### Extracted entries
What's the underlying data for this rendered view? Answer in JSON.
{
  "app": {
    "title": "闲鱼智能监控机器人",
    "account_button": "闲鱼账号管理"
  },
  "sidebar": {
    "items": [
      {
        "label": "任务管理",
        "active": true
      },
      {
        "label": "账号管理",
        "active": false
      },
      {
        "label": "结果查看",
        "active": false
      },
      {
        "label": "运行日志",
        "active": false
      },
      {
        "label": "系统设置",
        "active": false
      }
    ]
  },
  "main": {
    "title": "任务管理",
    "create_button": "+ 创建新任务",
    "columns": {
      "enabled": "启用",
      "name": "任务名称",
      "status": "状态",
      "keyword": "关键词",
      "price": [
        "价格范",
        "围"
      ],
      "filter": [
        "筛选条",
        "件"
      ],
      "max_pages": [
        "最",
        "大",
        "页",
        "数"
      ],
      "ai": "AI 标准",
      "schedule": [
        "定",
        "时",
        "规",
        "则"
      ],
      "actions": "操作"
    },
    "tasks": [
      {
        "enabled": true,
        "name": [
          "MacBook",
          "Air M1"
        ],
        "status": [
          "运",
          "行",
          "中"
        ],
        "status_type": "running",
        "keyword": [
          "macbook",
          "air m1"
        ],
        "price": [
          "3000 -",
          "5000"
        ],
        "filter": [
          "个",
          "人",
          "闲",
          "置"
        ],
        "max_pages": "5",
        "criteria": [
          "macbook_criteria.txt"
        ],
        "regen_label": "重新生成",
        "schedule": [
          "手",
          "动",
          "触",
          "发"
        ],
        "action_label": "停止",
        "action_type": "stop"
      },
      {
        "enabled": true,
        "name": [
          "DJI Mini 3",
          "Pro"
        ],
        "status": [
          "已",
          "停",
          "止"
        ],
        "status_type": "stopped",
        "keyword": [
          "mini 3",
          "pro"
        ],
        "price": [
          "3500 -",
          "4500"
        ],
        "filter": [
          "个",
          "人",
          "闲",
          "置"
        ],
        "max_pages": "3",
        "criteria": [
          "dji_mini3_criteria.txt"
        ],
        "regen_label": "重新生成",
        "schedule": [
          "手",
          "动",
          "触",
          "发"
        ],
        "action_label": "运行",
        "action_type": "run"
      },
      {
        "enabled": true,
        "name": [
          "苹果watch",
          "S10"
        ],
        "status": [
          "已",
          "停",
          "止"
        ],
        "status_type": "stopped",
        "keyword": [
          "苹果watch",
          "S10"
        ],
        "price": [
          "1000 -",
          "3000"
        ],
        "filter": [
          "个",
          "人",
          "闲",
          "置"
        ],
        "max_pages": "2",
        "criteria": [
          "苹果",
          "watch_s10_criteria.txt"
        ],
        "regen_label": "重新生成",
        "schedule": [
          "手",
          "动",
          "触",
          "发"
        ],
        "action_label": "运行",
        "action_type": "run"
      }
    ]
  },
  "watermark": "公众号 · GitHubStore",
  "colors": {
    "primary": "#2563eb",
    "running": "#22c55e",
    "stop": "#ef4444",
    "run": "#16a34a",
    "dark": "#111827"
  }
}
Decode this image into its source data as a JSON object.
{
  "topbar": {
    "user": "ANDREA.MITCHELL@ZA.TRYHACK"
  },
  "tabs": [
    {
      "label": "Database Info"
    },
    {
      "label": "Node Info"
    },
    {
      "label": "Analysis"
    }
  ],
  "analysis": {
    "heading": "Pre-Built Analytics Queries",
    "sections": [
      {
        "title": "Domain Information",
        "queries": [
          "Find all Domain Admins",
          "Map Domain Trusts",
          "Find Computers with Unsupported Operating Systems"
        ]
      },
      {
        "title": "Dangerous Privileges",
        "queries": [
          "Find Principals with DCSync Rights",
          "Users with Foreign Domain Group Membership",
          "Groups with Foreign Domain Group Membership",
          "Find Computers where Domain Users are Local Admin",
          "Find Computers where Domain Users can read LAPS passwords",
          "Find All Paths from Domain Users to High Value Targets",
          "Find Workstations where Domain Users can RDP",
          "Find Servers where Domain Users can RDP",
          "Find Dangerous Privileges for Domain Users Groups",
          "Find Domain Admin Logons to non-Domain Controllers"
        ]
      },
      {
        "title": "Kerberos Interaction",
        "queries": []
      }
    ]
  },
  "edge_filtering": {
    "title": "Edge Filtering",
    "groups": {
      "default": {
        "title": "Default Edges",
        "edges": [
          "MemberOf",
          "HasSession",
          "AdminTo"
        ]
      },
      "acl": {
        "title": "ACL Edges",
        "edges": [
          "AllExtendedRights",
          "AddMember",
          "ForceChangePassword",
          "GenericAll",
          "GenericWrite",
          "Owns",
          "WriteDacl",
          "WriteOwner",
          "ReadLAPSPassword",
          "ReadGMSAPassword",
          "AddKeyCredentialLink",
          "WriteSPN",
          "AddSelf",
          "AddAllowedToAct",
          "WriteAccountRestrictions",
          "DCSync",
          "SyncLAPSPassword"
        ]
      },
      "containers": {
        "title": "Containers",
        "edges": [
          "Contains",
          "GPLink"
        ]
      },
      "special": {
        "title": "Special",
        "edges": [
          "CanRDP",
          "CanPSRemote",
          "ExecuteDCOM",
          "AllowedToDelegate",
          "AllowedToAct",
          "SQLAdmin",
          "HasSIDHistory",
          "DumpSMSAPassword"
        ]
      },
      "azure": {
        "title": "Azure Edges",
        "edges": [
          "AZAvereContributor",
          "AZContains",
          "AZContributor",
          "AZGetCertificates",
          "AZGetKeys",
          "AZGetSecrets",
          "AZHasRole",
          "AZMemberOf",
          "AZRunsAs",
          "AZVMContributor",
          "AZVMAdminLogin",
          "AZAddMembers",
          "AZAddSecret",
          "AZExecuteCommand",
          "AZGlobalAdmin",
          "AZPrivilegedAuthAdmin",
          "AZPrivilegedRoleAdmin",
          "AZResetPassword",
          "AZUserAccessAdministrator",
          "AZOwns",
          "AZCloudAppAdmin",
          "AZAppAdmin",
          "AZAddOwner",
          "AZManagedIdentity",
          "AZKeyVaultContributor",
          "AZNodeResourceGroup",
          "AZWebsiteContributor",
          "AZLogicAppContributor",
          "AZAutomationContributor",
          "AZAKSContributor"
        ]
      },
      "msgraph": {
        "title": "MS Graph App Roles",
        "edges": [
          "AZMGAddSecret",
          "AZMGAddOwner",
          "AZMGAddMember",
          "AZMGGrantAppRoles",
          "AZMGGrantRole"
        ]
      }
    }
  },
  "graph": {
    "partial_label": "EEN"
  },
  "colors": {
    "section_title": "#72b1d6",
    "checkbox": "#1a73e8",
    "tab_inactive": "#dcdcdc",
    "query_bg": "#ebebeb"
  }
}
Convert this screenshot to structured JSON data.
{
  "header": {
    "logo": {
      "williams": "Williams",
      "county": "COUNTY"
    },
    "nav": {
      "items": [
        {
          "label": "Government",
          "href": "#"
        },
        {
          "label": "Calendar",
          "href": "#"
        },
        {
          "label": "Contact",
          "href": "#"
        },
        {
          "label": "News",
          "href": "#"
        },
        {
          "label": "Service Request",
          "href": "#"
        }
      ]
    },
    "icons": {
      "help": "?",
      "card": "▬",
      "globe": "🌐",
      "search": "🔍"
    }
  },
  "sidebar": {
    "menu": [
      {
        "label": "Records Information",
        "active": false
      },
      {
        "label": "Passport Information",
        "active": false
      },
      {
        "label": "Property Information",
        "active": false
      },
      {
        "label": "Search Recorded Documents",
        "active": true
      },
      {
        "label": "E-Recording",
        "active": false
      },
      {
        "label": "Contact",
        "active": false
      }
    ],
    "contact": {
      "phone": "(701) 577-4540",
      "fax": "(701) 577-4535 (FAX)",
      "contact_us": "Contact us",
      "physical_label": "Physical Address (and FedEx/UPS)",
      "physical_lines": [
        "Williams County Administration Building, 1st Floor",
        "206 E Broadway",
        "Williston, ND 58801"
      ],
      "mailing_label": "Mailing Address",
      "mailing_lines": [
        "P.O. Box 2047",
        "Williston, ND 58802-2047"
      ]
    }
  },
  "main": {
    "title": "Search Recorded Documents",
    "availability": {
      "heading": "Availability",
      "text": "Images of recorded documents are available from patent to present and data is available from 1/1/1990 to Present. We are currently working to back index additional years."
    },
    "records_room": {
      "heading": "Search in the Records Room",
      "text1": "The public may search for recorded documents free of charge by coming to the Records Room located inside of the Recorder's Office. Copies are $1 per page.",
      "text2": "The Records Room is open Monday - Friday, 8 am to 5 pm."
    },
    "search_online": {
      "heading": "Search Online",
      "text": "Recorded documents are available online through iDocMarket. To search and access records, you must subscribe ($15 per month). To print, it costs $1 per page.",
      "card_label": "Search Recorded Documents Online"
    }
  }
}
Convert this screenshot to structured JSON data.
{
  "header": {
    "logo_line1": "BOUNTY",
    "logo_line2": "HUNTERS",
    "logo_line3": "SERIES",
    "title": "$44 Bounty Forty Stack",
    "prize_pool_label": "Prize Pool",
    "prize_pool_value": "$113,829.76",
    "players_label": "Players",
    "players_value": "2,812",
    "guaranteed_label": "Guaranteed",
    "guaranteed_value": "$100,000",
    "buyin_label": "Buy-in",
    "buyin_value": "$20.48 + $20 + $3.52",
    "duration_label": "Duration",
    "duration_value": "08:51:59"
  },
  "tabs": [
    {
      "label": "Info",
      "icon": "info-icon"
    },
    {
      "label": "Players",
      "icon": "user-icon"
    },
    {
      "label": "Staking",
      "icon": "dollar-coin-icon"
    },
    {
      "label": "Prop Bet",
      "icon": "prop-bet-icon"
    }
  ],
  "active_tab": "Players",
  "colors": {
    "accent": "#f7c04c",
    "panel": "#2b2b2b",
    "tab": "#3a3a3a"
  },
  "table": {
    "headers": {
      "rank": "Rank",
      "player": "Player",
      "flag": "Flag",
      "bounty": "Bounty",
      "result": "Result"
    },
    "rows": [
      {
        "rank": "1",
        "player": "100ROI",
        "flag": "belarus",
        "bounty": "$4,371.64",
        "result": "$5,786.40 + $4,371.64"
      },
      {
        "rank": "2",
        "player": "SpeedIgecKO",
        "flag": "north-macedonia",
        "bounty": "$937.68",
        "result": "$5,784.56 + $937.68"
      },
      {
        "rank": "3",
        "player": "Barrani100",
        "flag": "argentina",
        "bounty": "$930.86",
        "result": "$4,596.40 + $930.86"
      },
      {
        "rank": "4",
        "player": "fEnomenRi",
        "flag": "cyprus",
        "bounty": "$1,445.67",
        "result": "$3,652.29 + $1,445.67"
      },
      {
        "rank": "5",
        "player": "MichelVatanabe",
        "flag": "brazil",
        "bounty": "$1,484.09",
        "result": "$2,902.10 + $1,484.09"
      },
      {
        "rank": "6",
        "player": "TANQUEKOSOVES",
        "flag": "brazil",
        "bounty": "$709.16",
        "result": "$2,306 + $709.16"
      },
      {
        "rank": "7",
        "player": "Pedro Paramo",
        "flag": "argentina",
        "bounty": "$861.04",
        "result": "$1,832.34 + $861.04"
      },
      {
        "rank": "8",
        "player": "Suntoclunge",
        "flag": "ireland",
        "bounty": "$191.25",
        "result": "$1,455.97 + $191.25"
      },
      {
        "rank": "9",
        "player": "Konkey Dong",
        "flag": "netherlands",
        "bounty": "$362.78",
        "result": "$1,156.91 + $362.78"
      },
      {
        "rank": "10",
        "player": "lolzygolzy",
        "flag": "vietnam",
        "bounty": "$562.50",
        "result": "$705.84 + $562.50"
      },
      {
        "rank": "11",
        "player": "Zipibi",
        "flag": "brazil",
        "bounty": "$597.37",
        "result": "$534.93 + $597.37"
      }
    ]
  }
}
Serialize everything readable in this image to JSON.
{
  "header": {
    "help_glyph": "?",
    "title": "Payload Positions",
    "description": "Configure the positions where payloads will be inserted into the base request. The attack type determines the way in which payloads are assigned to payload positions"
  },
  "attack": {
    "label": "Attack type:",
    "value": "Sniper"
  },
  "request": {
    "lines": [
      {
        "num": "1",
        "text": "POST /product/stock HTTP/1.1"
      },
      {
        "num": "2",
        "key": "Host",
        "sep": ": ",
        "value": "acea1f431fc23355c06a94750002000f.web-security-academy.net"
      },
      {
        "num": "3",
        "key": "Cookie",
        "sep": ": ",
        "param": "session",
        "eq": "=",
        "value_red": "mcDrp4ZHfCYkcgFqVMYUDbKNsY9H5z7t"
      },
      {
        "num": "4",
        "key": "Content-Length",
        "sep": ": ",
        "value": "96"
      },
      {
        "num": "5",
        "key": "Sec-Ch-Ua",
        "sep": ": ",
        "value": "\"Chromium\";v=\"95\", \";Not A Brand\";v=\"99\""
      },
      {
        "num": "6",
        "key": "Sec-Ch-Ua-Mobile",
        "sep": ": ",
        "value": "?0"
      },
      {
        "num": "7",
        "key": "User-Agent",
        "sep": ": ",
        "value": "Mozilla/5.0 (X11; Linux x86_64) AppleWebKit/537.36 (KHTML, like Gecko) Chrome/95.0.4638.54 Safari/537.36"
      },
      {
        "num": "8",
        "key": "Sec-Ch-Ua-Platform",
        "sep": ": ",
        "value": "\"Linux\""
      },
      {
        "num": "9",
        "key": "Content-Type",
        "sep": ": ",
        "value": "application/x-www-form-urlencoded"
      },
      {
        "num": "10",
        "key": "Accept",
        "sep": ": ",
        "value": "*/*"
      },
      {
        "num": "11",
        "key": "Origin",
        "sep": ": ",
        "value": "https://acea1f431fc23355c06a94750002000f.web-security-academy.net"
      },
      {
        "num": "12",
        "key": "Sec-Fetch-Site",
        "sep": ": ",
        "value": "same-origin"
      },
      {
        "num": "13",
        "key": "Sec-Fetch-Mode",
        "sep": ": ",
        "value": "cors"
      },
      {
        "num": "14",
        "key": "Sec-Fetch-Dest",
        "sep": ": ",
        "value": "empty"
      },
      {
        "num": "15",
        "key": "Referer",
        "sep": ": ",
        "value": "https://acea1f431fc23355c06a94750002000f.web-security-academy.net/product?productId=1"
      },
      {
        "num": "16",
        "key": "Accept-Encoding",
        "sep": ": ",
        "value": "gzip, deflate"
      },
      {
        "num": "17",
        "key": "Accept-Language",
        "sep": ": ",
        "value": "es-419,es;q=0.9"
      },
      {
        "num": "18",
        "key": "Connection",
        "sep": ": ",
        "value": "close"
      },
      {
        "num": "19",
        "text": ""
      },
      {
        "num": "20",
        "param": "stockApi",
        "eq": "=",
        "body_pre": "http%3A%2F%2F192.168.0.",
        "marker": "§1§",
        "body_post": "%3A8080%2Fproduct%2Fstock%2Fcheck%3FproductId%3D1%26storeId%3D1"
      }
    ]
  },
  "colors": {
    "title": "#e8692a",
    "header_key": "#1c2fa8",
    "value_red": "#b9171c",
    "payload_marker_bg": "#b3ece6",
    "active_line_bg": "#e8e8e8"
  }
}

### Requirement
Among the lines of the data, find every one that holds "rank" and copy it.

### Response area
      "rank": "Rank",
        "rank": "1",
        "rank": "2",
        "rank": "3",
        "rank": "4",
        "rank": "5",
        "rank": "6",
        "rank": "7",
        "rank": "8",
        "rank": "9",
        "rank": "10",
        "rank": "11",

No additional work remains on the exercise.